A slightly down at heel high street, which has seen better days: that was the impression walking around the exhibition at this year’s Labour Party conference.
When Tony Blair was in his pomp, this section of the conference was crammed with stalls paid for by the great and good of the corporate world, who were keen to get that little bit closer to what looked for a few years like the natural party of goverenment.
These days though, the hall has a very different feel, which tells us a lot about how Labour’s relationship with business has changed since it went into opposition in 2010. A big chunk of the stalls are taken up by charities, much like the many high streets that have been colonised by the same organisations’ trading arms over recent years. It’s an environment that the party’s re-elected leader Jeremy Corbyn probably feels eminently comfortable in.

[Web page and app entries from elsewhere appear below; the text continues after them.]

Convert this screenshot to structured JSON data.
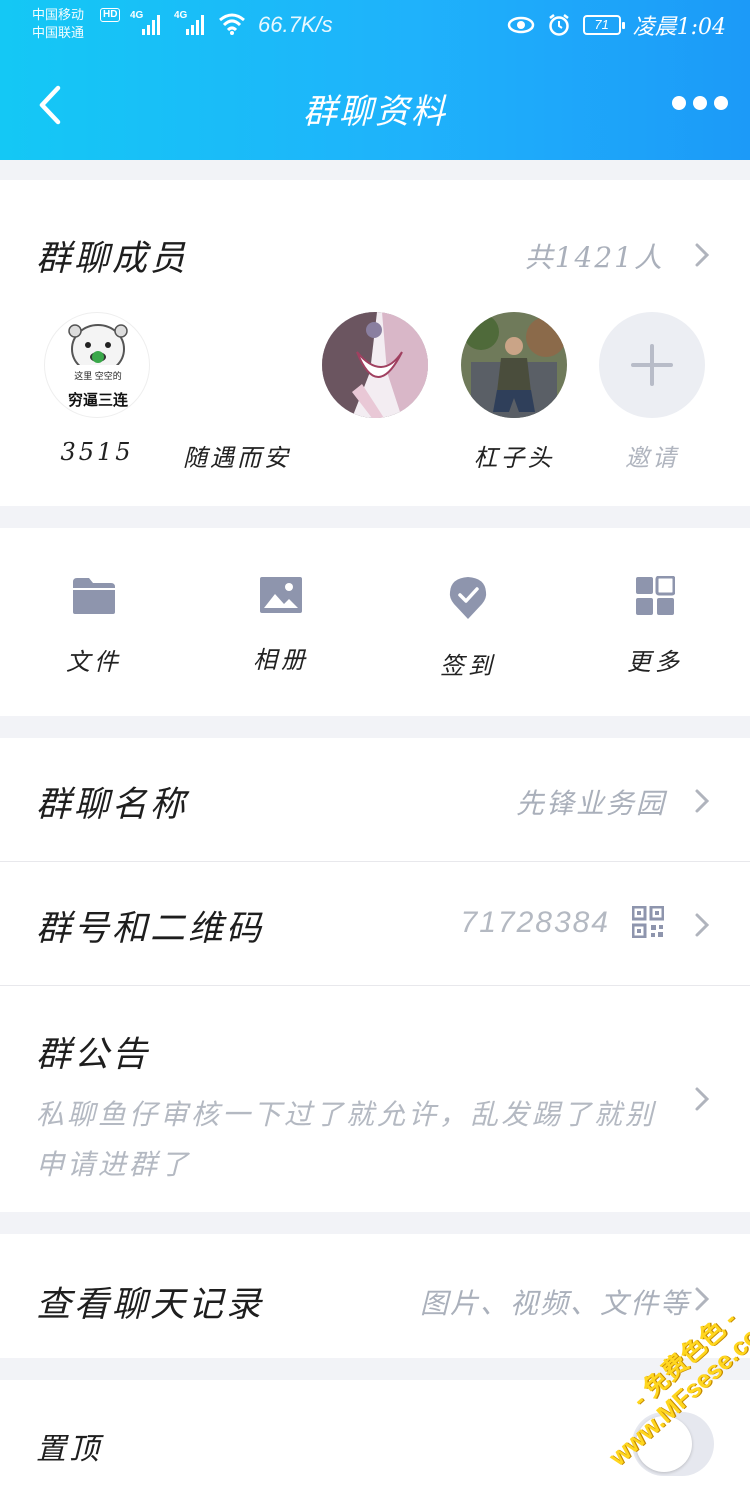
{
  "status_bar": {
    "carrier_1": "中国移动",
    "carrier_2": "中国联通",
    "hd": "HD",
    "net_1": "4G",
    "net_2": "4G",
    "speed": "66.7K/s",
    "battery": "71",
    "time": "凌晨1:04"
  },
  "header": {
    "title": "群聊资料"
  },
  "members_section": {
    "label": "群聊成员",
    "count": "共1421人",
    "members": [
      {
        "name": "3515",
        "avatar_caption_small": "这里 空空的",
        "avatar_caption": "穷逼三连"
      },
      {
        "name": "随遇而安"
      },
      {
        "name": ""
      },
      {
        "name": "杠子头"
      }
    ],
    "invite_label": "邀请"
  },
  "tools": [
    {
      "label": "文件",
      "icon": "folder-icon"
    },
    {
      "label": "相册",
      "icon": "image-icon"
    },
    {
      "label": "签到",
      "icon": "checkin-icon"
    },
    {
      "label": "更多",
      "icon": "grid-icon"
    }
  ],
  "group_name": {
    "label": "群聊名称",
    "value": "先锋业务园"
  },
  "group_number": {
    "label": "群号和二维码",
    "value": "71728384"
  },
  "announcement": {
    "label": "群公告",
    "text": "私聊鱼仔审核一下过了就允许，乱发踢了就别申请进群了"
  },
  "chat_history": {
    "label": "查看聊天记录",
    "value": "图片、视频、文件等"
  },
  "pin": {
    "label": "置顶",
    "enabled": false
  },
  "watermark": {
    "line1": "- 免费色色 -",
    "line2": "www.MFsese.com"
  },
  "colors": {
    "header_start": "#14c8f5",
    "header_end": "#1c9af8",
    "icon_gray": "#8e95ad",
    "secondary_text": "#aab0bb"
  }
}
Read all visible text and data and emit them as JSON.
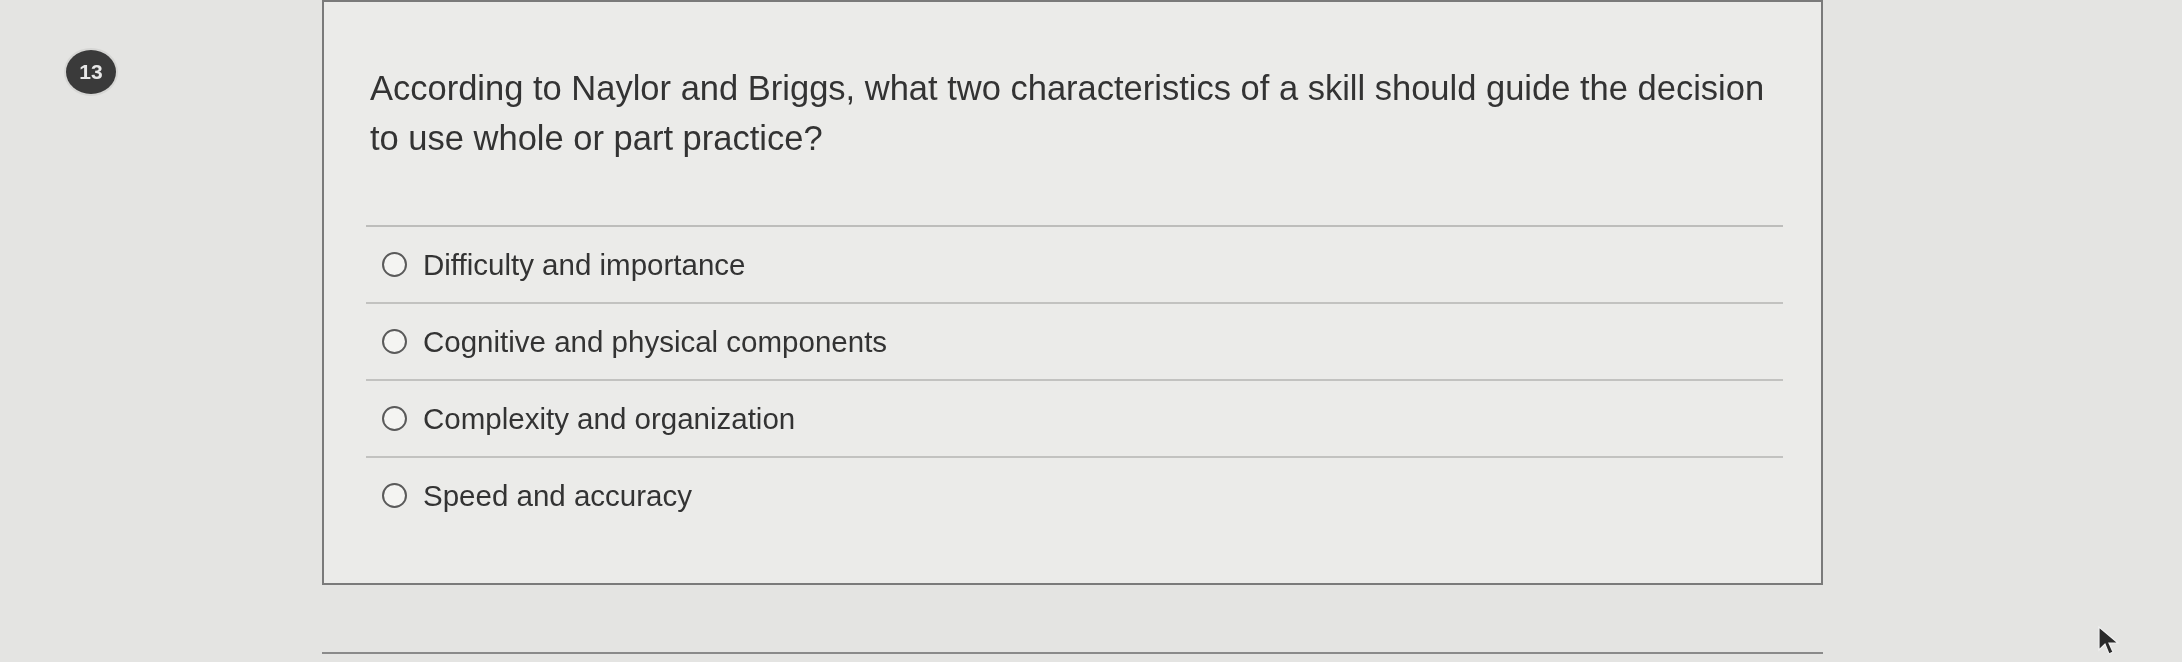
{
  "question": {
    "number": "13",
    "text": "According to Naylor and Briggs, what two characteristics of a skill should guide the decision to use whole or part practice?"
  },
  "options": [
    {
      "label": "Difficulty and importance",
      "selected": false
    },
    {
      "label": "Cognitive and physical components",
      "selected": false
    },
    {
      "label": "Complexity and organization",
      "selected": false
    },
    {
      "label": "Speed and accuracy",
      "selected": false
    }
  ]
}
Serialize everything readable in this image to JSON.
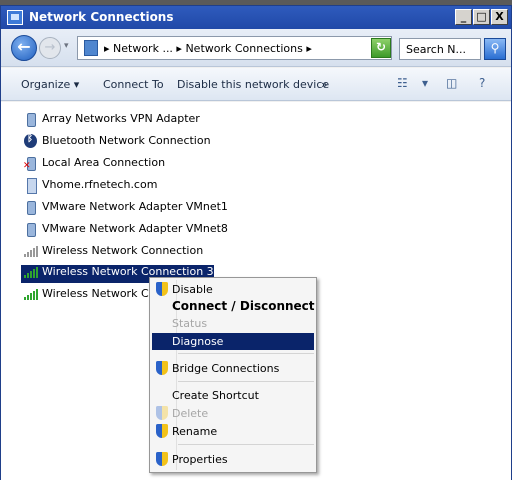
{
  "window": {
    "title": "Network Connections",
    "controls": {
      "minimize": "_",
      "maximize": "□",
      "close": "X"
    }
  },
  "address": {
    "breadcrumb": "▸ Network ... ▸ Network Connections ▸",
    "search_placeholder": "Search N..."
  },
  "commandbar": {
    "organize": "Organize ▾",
    "connect_to": "Connect To",
    "disable": "Disable this network device",
    "more": "»"
  },
  "connections": [
    {
      "name": "Array Networks VPN Adapter",
      "icon": "adapter-icon"
    },
    {
      "name": "Bluetooth Network Connection",
      "icon": "bluetooth-icon"
    },
    {
      "name": "Local Area Connection",
      "icon": "lan-disconnected-icon"
    },
    {
      "name": "Vhome.rfnetech.com",
      "icon": "vpn-icon"
    },
    {
      "name": "VMware Network Adapter VMnet1",
      "icon": "adapter-icon"
    },
    {
      "name": "VMware Network Adapter VMnet8",
      "icon": "adapter-icon"
    },
    {
      "name": "Wireless Network Connection",
      "icon": "wireless-signal-icon"
    },
    {
      "name": "Wireless Network Connection 3",
      "icon": "wireless-signal-icon",
      "selected": true
    },
    {
      "name": "Wireless Network Cor",
      "icon": "wireless-signal-icon"
    }
  ],
  "context_menu": {
    "disable": "Disable",
    "connect_disconnect": "Connect / Disconnect",
    "status": "Status",
    "diagnose": "Diagnose",
    "bridge": "Bridge Connections",
    "shortcut": "Create Shortcut",
    "delete": "Delete",
    "rename": "Rename",
    "properties": "Properties"
  },
  "colors": {
    "titlebar": "#2049a8",
    "selection": "#0a246a"
  }
}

But while many on the left might see this no show as evidence of business reverting to Tory type, for many Labour’s remoteness from government is the biggest turn off. This sentiment is likely to have been exacerbated by last weekend’s re-election of Corbyn despite his historically low poll ratings.
John Healey, who is tipped to return as Labour’s housing spokesperson after joining the mass walk-out by the shadow cabinet during the summer, continues to do sterling work in hammering out policy in one of the few areas that unites his party’s warring tribes.
However, for the first time in living memory, the real energy at this year’s conference has surrounded the party’s local representatives. Sadiq Khan was greeted like a conquering hero at a fringe reception last night by delegates applauding his victory in May’s London mayoral election. And those who have been selected to fight Labour’s corner at the first wave of metro-mayoral contests next year in the west midlands, Greater Manchester and Liverpool, have been packing out halls.
Healey noted at one meeting that Labour’s path back to power runs through local goverment. Even that idea may look optimistic, given the opposition party’s current plight. With big hitters like Khan and Andy Burnham taking posts outside of Westminster, Labour looks a lot more relevant at a local level these days though.
David Blackman is a freelance journalist and former Building housing editor